Living Walls: The City Speaks 2014

Story by Meghan Jackson

Trek Matthews located at 115-129 Powell St. Done in 2012. 

Trek Matthews located at 115-129 Powell St. Done in 2012. 

Since childhood, we’ve been taught that paint belongs on paper. We’ve been taught to color inside the lines or at least stay close enough. Paint on buildings means graffiti and paint indoors means a mess. However, Living Walls Atlanta has created an entirely new set of lines with The City Speaks conference. Monica Campana, the Executive Director and Founder of the organization, took a short break from the conference this year to speak to me about the event and the group in general.

“I was actually doing street art, and this was me after a time when I didn’t know what I was doing in my art career. I had dropped out of art school twice,” she tells me of how Living Walls came about. She then befriended another street artist named Blacki, who had studied Urbanism in Barcelona. Both of them felt drawn to street art and its effects. After learning about an opportunity to present ideas to be displayed at Eyedrum Art & Music Gallery, they came up with the idea of Living Walls for an exhibit at and went from there.

Talking about the beginning of the Living Walls and the conference, Campana admits, “We had no idea what we were doing.” But listening to her talk about it now is a very different story. The group has projects (called “concepts”) going on year round, but the grand event is The City Speaks Conference, during which 17 walls are painted in 10 days by artists from all over the world, followed by four days of screenings, seminars, artistic celebration and a bike tour to see all of the completed murals.

This is the conference’s fifth year, spreading a new crop of paintings throughout the city. For Monica, that means 17 walls, 17 artists, 21 staff members and over 60 volunteers that need to be fed and accommodated in various locations during the process. Over the years of the conference, she’s learned that logistically, it’s better to create pockets of walls within the same area, rather then spreading the murals farther apart. So, they focus on a few areas each year. “In the beginning I always paid attention to the Old Fourth Ward. It is the home of Martin Luther King Jr. and you don’t necessarily see much signage that shows you that. So it was a way to highlight it. We’re painting three walls in Bankhead this year — there are neighborhoods that really need this and I hope that little by little we can work more and more with them.”

Clearly, a lot of thought is put into these 14 days; choosing the artists, the designs, the locations, getting sponsors and dealing with the challenges that come up along the way. While Living Walls may not yet be a mainstream household name, it definitely holds merit in the artistic community. Artists around the world send Campana work, in hopes to be chosen to participate in The City Speaks, which is by invitation only. She and her staff carefully sift through each others' recommendations and make decisions based on votes. The final 17 artists are chosen based on varying factors including location (international, national and local) and style of work.

Gaia, Greg Mike and Swampy; 2010; at 902 Dekalb Avenue.
Gaia, Greg Mike and Swampy; 2010; at 902 Dekalb Avenue.

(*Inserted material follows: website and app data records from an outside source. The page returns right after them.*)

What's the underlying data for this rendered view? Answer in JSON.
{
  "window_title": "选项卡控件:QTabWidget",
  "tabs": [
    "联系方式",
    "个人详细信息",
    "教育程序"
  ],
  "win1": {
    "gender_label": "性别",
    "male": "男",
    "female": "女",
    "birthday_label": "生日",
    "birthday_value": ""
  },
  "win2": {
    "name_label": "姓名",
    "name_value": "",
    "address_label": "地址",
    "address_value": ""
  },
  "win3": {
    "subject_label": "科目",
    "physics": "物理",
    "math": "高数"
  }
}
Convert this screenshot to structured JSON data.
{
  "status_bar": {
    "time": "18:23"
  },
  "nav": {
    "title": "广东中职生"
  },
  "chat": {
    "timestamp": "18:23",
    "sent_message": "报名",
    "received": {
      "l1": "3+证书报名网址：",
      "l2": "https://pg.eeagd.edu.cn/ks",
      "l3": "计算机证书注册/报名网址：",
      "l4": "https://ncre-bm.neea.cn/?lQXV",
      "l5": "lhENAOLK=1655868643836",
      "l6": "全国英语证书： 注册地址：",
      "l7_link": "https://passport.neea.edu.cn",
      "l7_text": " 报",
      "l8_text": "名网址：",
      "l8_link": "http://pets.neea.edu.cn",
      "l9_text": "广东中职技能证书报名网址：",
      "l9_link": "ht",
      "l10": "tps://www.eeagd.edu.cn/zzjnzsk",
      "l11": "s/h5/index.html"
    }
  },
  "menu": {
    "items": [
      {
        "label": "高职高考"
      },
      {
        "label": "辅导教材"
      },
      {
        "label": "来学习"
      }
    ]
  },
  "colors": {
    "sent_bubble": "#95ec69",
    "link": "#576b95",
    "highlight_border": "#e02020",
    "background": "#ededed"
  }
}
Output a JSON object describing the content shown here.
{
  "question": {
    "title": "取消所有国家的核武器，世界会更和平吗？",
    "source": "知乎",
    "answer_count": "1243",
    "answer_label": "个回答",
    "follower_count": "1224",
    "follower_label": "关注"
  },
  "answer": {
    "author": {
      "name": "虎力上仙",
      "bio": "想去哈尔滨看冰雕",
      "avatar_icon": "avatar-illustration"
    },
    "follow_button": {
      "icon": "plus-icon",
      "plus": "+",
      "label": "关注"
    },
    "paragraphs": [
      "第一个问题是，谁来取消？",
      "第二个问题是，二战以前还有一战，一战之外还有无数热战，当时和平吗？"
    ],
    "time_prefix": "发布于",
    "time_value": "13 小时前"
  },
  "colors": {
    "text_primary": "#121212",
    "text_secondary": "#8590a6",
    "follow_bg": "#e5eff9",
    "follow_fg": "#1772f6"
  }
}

After the artists are chosen, they must submit a sketch of their idea for approval by Campana, the wall owner and the city. Murals range greatly from having a message to sometimes just purely adding color to a wall. And harmony between all parties is a continuing work in progress. “We are still trying to figure out how we can work with everyone. Because it is public art. It’s not gonna be perfect and there’s no way to make it perfect. Not everyone is gonna like it. So we are really trying to work with the city and figure out how to make this process make sense.”

And though Living Walls may deal with resistance from the city at times, they seem to have little trouble acquiring sponsors. The W Hotel, MailChimp, Tumblr and many others have added their names to the sponsorship list. As far as food, the artists and volunteers are eating like Atlanta royalty, with donations from restaurants such as JCT Kitchen, Empire State South, Gato Arigato and Bantam & Biddy. However, the staff is still prepared to do whatever is necessary to make the conference a success. For example, they personally make all of the breakfasts each day for the participants.

It seems like a pretty promising journey from the outside. What was originally described as something that “just happened” has now blossomed into a citywide conference bringing people together with the mission of promoting, educating and changing perspectives about public space via street art. “We wanted to keep the word street art,” Monica says. “It’s key. We wanted to change perspectives about our spaces and how we as community members have the power to make a difference and literally, physically change our environment.” This year the conference began in July and will run until August 17. The art, however, will be around much longer.